Task input below:
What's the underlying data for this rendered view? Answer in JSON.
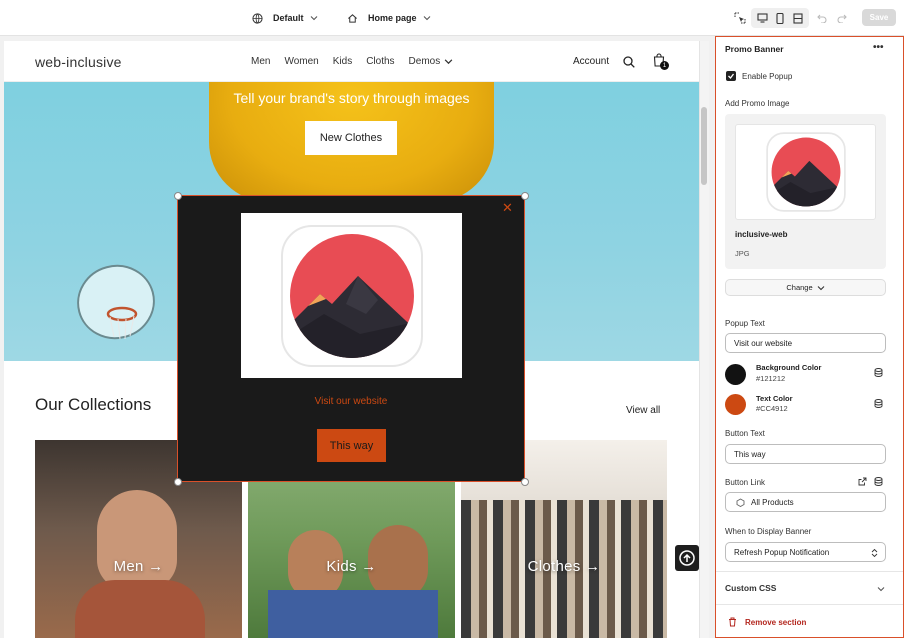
{
  "topbar": {
    "theme_label": "Default",
    "page_label": "Home page",
    "save_label": "Save"
  },
  "store": {
    "logo": "web-inclusive",
    "nav": [
      "Men",
      "Women",
      "Kids",
      "Cloths",
      "Demos"
    ],
    "account": "Account",
    "cart_count": "1",
    "hero_title": "Tell your brand's story through images",
    "hero_button": "New Clothes",
    "collections_title": "Our Collections",
    "view_all": "View all",
    "tiles": [
      "Men →",
      "Kids →",
      "Clothes →"
    ]
  },
  "popup": {
    "text": "Visit our website",
    "button": "This way",
    "close": "✕",
    "background_color": "#121212",
    "text_color": "#CC4912"
  },
  "panel": {
    "title": "Promo Banner",
    "enable_popup": "Enable Popup",
    "add_promo_image": "Add Promo Image",
    "image_name": "inclusive-web",
    "image_type": "JPG",
    "change_label": "Change",
    "popup_text_label": "Popup Text",
    "popup_text_value": "Visit our website",
    "bg_color_label": "Background Color",
    "bg_color_value": "#121212",
    "text_color_label": "Text Color",
    "text_color_value": "#CC4912",
    "button_text_label": "Button Text",
    "button_text_value": "This way",
    "button_link_label": "Button Link",
    "button_link_value": "All Products",
    "display_label": "When to Display Banner",
    "display_value": "Refresh Popup Notification",
    "custom_css": "Custom CSS",
    "remove_section": "Remove section"
  }
}
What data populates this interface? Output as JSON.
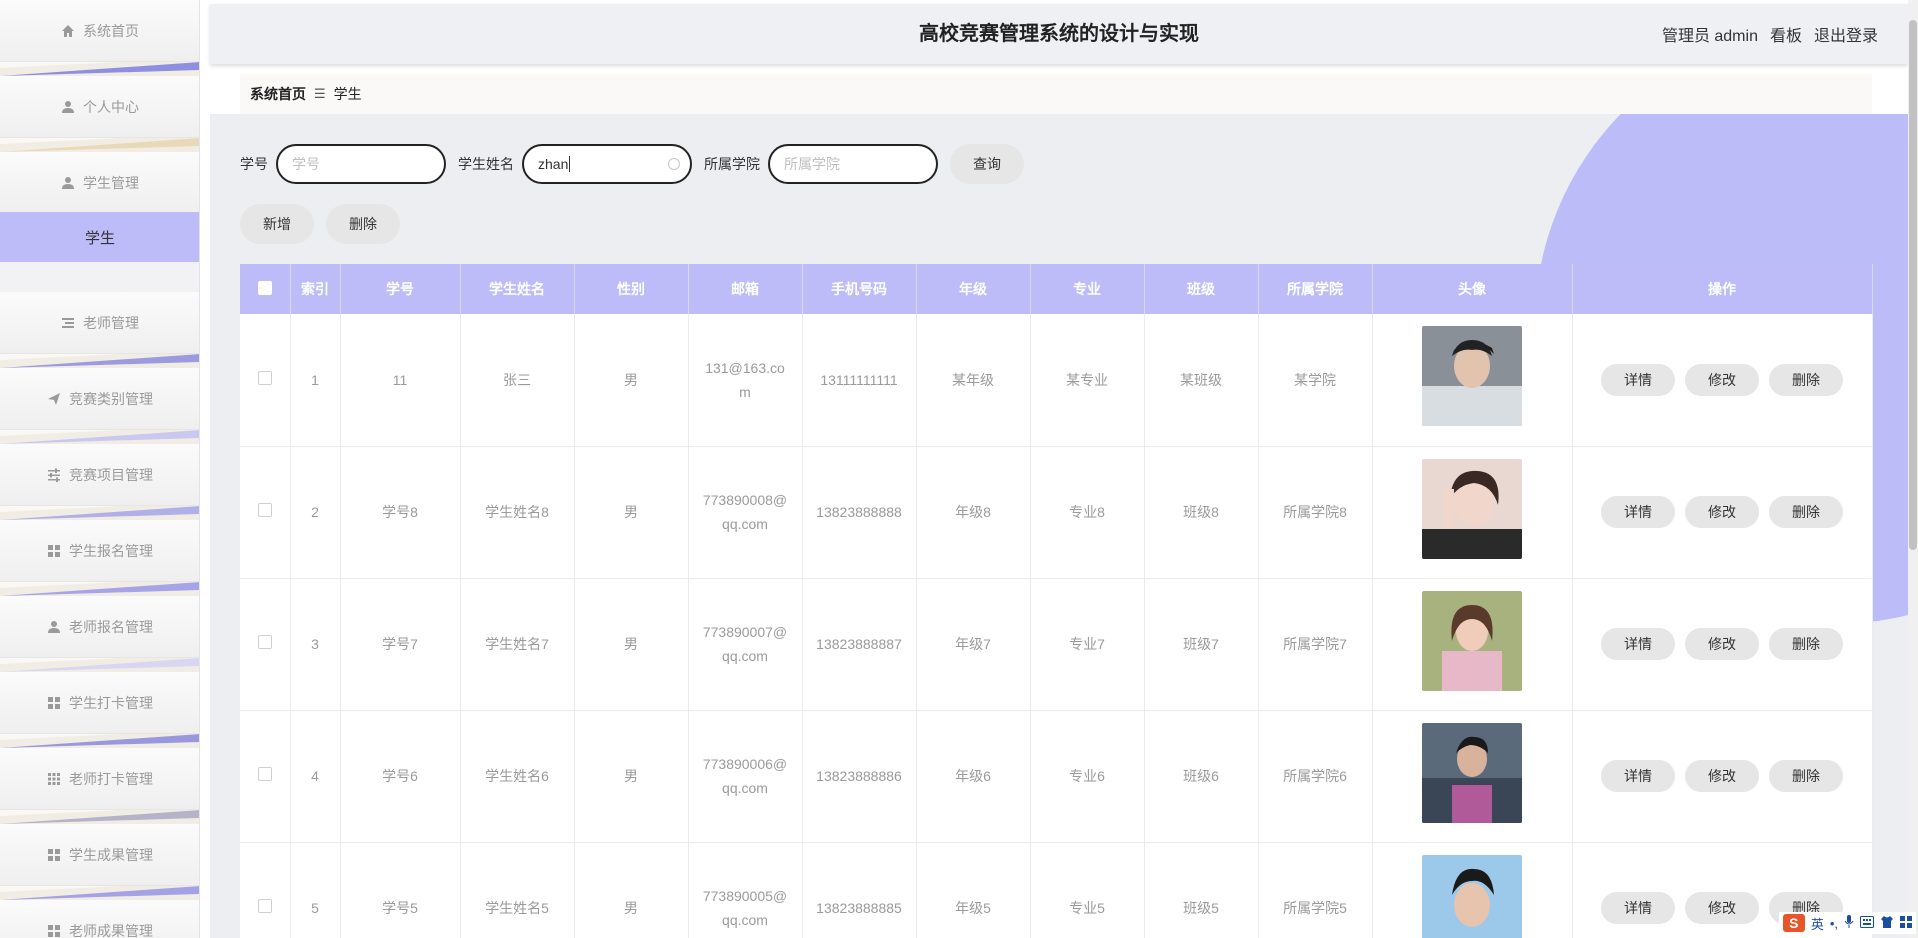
{
  "header": {
    "title": "高校竞赛管理系统的设计与实现",
    "user_label": "管理员 admin",
    "board_label": "看板",
    "logout_label": "退出登录"
  },
  "sidebar": {
    "items": [
      {
        "label": "系统首页",
        "icon": "home-icon"
      },
      {
        "label": "个人中心",
        "icon": "user-icon"
      },
      {
        "label": "学生管理",
        "icon": "user-icon"
      },
      {
        "label": "老师管理",
        "icon": "list-icon"
      },
      {
        "label": "竞赛类别管理",
        "icon": "send-icon"
      },
      {
        "label": "竞赛项目管理",
        "icon": "sliders-icon"
      },
      {
        "label": "学生报名管理",
        "icon": "grid-icon"
      },
      {
        "label": "老师报名管理",
        "icon": "user-icon"
      },
      {
        "label": "学生打卡管理",
        "icon": "grid-icon"
      },
      {
        "label": "老师打卡管理",
        "icon": "grid9-icon"
      },
      {
        "label": "学生成果管理",
        "icon": "grid-icon"
      },
      {
        "label": "老师成果管理",
        "icon": "grid-icon"
      }
    ],
    "active_sub": "学生",
    "accent": "#bdbcf8"
  },
  "breadcrumb": {
    "home": "系统首页",
    "separator": "☰",
    "current": "学生"
  },
  "search": {
    "student_no_label": "学号",
    "student_no_placeholder": "学号",
    "student_name_label": "学生姓名",
    "student_name_value": "zhan",
    "college_label": "所属学院",
    "college_placeholder": "所属学院",
    "query_button": "查询"
  },
  "actions": {
    "add_label": "新增",
    "delete_label": "删除"
  },
  "table": {
    "columns": [
      "索引",
      "学号",
      "学生姓名",
      "性别",
      "邮箱",
      "手机号码",
      "年级",
      "专业",
      "班级",
      "所属学院",
      "头像",
      "操作"
    ],
    "rows": [
      {
        "index": "1",
        "no": "11",
        "name": "张三",
        "gender": "男",
        "email_1": "131@163.co",
        "email_2": "m",
        "phone": "13111111111",
        "grade": "某年级",
        "major": "某专业",
        "class": "某班级",
        "college": "某学院",
        "avatar": "avatar-photo-1"
      },
      {
        "index": "2",
        "no": "学号8",
        "name": "学生姓名8",
        "gender": "男",
        "email_1": "773890008@",
        "email_2": "qq.com",
        "phone": "13823888888",
        "grade": "年级8",
        "major": "专业8",
        "class": "班级8",
        "college": "所属学院8",
        "avatar": "avatar-photo-2"
      },
      {
        "index": "3",
        "no": "学号7",
        "name": "学生姓名7",
        "gender": "男",
        "email_1": "773890007@",
        "email_2": "qq.com",
        "phone": "13823888887",
        "grade": "年级7",
        "major": "专业7",
        "class": "班级7",
        "college": "所属学院7",
        "avatar": "avatar-photo-3"
      },
      {
        "index": "4",
        "no": "学号6",
        "name": "学生姓名6",
        "gender": "男",
        "email_1": "773890006@",
        "email_2": "qq.com",
        "phone": "13823888886",
        "grade": "年级6",
        "major": "专业6",
        "class": "班级6",
        "college": "所属学院6",
        "avatar": "avatar-photo-4"
      },
      {
        "index": "5",
        "no": "学号5",
        "name": "学生姓名5",
        "gender": "男",
        "email_1": "773890005@",
        "email_2": "qq.com",
        "phone": "13823888885",
        "grade": "年级5",
        "major": "专业5",
        "class": "班级5",
        "college": "所属学院5",
        "avatar": "avatar-photo-5"
      }
    ],
    "op_detail": "详情",
    "op_edit": "修改",
    "op_delete": "删除"
  },
  "ime": {
    "logo": "S",
    "mode": "英"
  }
}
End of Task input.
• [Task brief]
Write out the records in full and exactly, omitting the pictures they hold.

• [Answer box]
What's the underlying data for this rendered view? Answer in JSON.
{
  "topbar": {
    "theme_label": "Default",
    "page_label": "Home page",
    "save_label": "Save"
  },
  "store": {
    "logo": "web-inclusive",
    "nav": [
      "Men",
      "Women",
      "Kids",
      "Cloths",
      "Demos"
    ],
    "account": "Account",
    "cart_count": "1",
    "hero_title": "Tell your brand's story through images",
    "hero_button": "New Clothes",
    "collections_title": "Our Collections",
    "view_all": "View all",
    "tiles": [
      "Men →",
      "Kids →",
      "Clothes →"
    ]
  },
  "popup": {
    "text": "Visit our website",
    "button": "This way",
    "close": "✕",
    "background_color": "#121212",
    "text_color": "#CC4912"
  },
  "panel": {
    "title": "Promo Banner",
    "enable_popup": "Enable Popup",
    "add_promo_image": "Add Promo Image",
    "image_name": "inclusive-web",
    "image_type": "JPG",
    "change_label": "Change",
    "popup_text_label": "Popup Text",
    "popup_text_value": "Visit our website",
    "bg_color_label": "Background Color",
    "bg_color_value": "#121212",
    "text_color_label": "Text Color",
    "text_color_value": "#CC4912",
    "button_text_label": "Button Text",
    "button_text_value": "This way",
    "button_link_label": "Button Link",
    "button_link_value": "All Products",
    "display_label": "When to Display Banner",
    "display_value": "Refresh Popup Notification",
    "custom_css": "Custom CSS",
    "remove_section": "Remove section"
  }
}
What data populates this interface? Output as JSON.
{
  "header": {
    "title": "高校竞赛管理系统的设计与实现",
    "user_label": "管理员 admin",
    "board_label": "看板",
    "logout_label": "退出登录"
  },
  "sidebar": {
    "items": [
      {
        "label": "系统首页",
        "icon": "home-icon"
      },
      {
        "label": "个人中心",
        "icon": "user-icon"
      },
      {
        "label": "学生管理",
        "icon": "user-icon"
      },
      {
        "label": "老师管理",
        "icon": "list-icon"
      },
      {
        "label": "竞赛类别管理",
        "icon": "send-icon"
      },
      {
        "label": "竞赛项目管理",
        "icon": "sliders-icon"
      },
      {
        "label": "学生报名管理",
        "icon": "grid-icon"
      },
      {
        "label": "老师报名管理",
        "icon": "user-icon"
      },
      {
        "label": "学生打卡管理",
        "icon": "grid-icon"
      },
      {
        "label": "老师打卡管理",
        "icon": "grid9-icon"
      },
      {
        "label": "学生成果管理",
        "icon": "grid-icon"
      },
      {
        "label": "老师成果管理",
        "icon": "grid-icon"
      }
    ],
    "active_sub": "学生",
    "accent": "#bdbcf8"
  },
  "breadcrumb": {
    "home": "系统首页",
    "separator": "☰",
    "current": "学生"
  },
  "search": {
    "student_no_label": "学号",
    "student_no_placeholder": "学号",
    "student_name_label": "学生姓名",
    "student_name_value": "zhan",
    "college_label": "所属学院",
    "college_placeholder": "所属学院",
    "query_button": "查询"
  },
  "actions": {
    "add_label": "新增",
    "delete_label": "删除"
  },
  "table": {
    "columns": [
      "索引",
      "学号",
      "学生姓名",
      "性别",
      "邮箱",
      "手机号码",
      "年级",
      "专业",
      "班级",
      "所属学院",
      "头像",
      "操作"
    ],
    "rows": [
      {
        "index": "1",
        "no": "11",
        "name": "张三",
        "gender": "男",
        "email_1": "131@163.co",
        "email_2": "m",
        "phone": "13111111111",
        "grade": "某年级",
        "major": "某专业",
        "class": "某班级",
        "college": "某学院",
        "avatar": "avatar-photo-1"
      },
      {
        "index": "2",
        "no": "学号8",
        "name": "学生姓名8",
        "gender": "男",
        "email_1": "773890008@",
        "email_2": "qq.com",
        "phone": "13823888888",
        "grade": "年级8",
        "major": "专业8",
        "class": "班级8",
        "college": "所属学院8",
        "avatar": "avatar-photo-2"
      },
      {
        "index": "3",
        "no": "学号7",
        "name": "学生姓名7",
        "gender": "男",
        "email_1": "773890007@",
        "email_2": "qq.com",
        "phone": "13823888887",
        "grade": "年级7",
        "major": "专业7",
        "class": "班级7",
        "college": "所属学院7",
        "avatar": "avatar-photo-3"
      },
      {
        "index": "4",
        "no": "学号6",
        "name": "学生姓名6",
        "gender": "男",
        "email_1": "773890006@",
        "email_2": "qq.com",
        "phone": "13823888886",
        "grade": "年级6",
        "major": "专业6",
        "class": "班级6",
        "college": "所属学院6",
        "avatar": "avatar-photo-4"
      },
      {
        "index": "5",
        "no": "学号5",
        "name": "学生姓名5",
        "gender": "男",
        "email_1": "773890005@",
        "email_2": "qq.com",
        "phone": "13823888885",
        "grade": "年级5",
        "major": "专业5",
        "class": "班级5",
        "college": "所属学院5",
        "avatar": "avatar-photo-5"
      }
    ],
    "op_detail": "详情",
    "op_edit": "修改",
    "op_delete": "删除"
  },
  "ime": {
    "logo": "S",
    "mode": "英"
  }
}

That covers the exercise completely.